# [TO DO]
Each line of the listing that includes the string "name" needs to be located and copied.
Start of SUPPLIED DATA
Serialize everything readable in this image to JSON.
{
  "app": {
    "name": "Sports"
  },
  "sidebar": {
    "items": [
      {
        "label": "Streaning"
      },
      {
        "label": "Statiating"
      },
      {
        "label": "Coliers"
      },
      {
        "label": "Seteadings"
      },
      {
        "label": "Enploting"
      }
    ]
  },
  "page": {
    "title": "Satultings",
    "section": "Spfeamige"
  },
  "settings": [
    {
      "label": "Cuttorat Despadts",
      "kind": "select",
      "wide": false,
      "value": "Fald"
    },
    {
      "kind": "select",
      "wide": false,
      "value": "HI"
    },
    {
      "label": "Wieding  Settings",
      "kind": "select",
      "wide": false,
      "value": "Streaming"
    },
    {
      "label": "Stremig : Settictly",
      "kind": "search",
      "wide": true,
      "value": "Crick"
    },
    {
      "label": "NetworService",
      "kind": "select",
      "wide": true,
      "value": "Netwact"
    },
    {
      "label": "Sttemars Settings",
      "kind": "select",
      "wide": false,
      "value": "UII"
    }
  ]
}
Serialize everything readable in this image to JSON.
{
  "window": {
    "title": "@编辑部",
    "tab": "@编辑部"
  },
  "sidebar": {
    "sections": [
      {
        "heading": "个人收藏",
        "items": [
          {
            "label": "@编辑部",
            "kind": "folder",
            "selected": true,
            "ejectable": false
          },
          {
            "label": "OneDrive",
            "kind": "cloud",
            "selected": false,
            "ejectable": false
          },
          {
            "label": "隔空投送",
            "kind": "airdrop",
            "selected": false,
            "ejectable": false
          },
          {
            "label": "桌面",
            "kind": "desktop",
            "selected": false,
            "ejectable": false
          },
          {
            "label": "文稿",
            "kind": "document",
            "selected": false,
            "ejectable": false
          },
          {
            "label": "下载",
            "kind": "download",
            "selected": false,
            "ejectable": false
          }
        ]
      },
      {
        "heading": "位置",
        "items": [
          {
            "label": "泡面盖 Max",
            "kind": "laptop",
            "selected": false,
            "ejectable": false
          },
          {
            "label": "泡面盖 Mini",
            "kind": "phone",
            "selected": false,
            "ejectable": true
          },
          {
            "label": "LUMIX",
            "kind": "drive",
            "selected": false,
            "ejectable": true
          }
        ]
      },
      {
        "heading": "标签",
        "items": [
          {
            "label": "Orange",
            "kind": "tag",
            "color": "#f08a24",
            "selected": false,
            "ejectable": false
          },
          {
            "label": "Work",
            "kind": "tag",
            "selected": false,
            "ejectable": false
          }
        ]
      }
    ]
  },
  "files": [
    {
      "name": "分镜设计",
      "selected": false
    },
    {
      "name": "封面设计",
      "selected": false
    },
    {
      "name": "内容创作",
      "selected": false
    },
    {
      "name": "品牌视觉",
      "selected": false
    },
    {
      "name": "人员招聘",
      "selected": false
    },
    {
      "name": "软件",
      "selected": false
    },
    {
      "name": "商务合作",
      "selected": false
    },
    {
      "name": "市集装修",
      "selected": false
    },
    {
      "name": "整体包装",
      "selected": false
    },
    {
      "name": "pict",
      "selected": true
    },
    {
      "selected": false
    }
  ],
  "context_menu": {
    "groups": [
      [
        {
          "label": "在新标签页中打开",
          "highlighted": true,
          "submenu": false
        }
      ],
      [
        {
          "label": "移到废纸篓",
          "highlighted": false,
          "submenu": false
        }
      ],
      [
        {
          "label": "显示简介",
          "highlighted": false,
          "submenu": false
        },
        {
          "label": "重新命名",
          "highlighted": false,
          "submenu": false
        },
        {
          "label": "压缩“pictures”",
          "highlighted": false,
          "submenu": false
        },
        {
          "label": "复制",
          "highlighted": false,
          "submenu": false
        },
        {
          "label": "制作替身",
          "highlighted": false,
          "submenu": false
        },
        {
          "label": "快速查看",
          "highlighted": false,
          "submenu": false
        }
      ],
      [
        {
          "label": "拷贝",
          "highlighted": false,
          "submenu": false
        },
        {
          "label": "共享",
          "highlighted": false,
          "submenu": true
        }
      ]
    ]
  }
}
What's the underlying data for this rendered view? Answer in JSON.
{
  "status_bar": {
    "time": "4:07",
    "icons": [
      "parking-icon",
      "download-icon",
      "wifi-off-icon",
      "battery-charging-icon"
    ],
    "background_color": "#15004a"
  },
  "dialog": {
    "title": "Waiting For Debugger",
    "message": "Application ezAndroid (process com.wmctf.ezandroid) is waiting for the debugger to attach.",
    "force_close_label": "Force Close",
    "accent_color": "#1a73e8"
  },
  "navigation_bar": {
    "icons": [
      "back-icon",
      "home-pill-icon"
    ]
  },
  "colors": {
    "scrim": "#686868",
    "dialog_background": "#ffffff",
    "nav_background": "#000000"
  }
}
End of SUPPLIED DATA
# [ANSWER TO THE EXERCISE]
    "name": "Sports"
      "name": "分镜设计",
      "name": "封面设计",
      "name": "内容创作",
      "name": "品牌视觉",
      "name": "人员招聘",
      "name": "软件",
      "name": "商务合作",
      "name": "市集装修",
      "name": "整体包装",
      "name": "pict",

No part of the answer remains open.